This was sold in kit form and built from a motherboard and chips and sourced half of them from the US. 2K BIOS, 2K BASIC and you load your programs via tape cassette and run it to a TV
THE TRANSAM TRITON COMPUTER Specification
8080A BASED SYSTEM
BOARD HOLDS UP TO 4K ROM
POWERFUL 1K MONITOR IN ROM
POWERFUL 2K TINY BASIC IN ROM
UP TO 3K USER RAM ON BOARD
64 GRAPHIC CHARACTERS
AUDIO (STANDARD TTL) OUTPUTS
COMPLETE POWER SUPPLY
1KVDU RAM ON BOARD
This computer was assembled by a retired engineer more than 40 years ago has been saved from a skip and donated to a computer museum.
Fred Faulkner, 89, is planning to move nearer family in Stilton this summer and had been clearing out some of the items stored in his bungalow at Mellis Close, Haverhill. He saw an article in the News about the Centre for Computing History moving from Haverhill to Cambridge and contacted the paper to see if they would like his computer.
Jason Fitzpatrick, the centre’s director, said: "We are delighted that Mr Faulkner has decided to donate this key vintage computer - the Transam-Triton- to the Centre. Having survived 40 years, since its construction from a kit back in the 70s, Mr Faulkner’s computer will be preserved for posterity in its new home.”

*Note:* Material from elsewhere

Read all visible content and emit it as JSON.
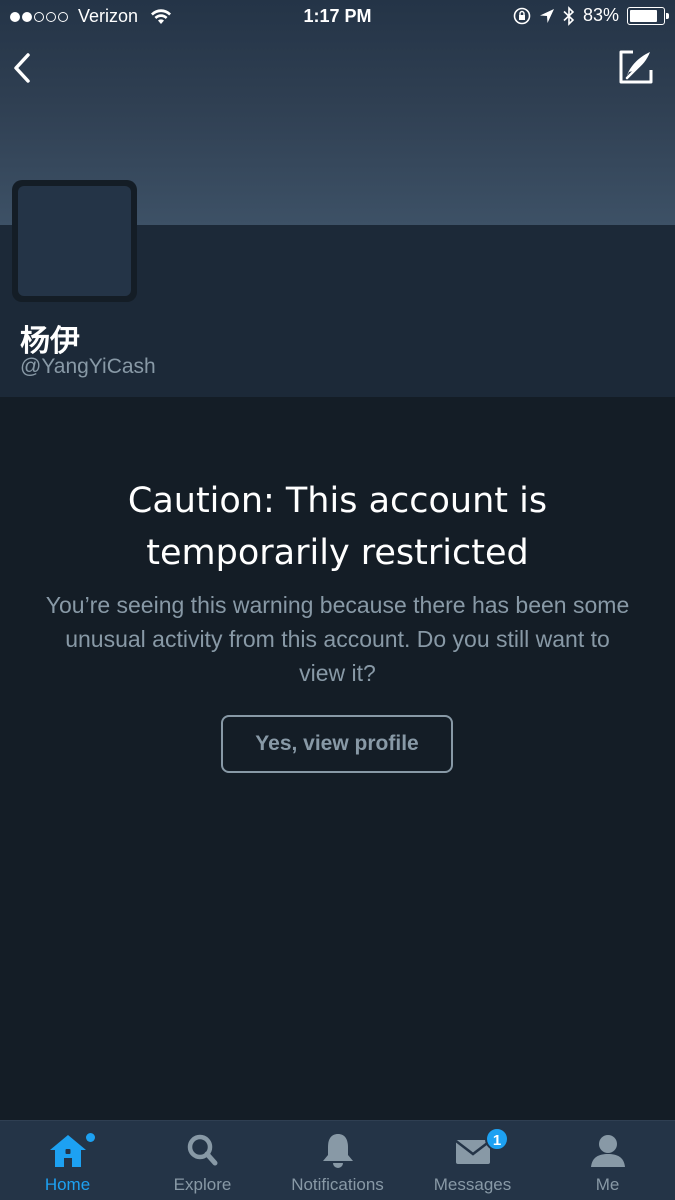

Widower Fred will be 90 in May, but still makes clocks in a workshop at his home. He said: "It would definitely have gone in the skip if I had not seen the article in the paper. They came along and collected it and seemed very pleased with it. I ran my own engineering company and wanted something to control the machines and that is how I got into computers. I still make my own clocks. I think if you have something you enjoy doing, you get your head down, and the times goes quickly.”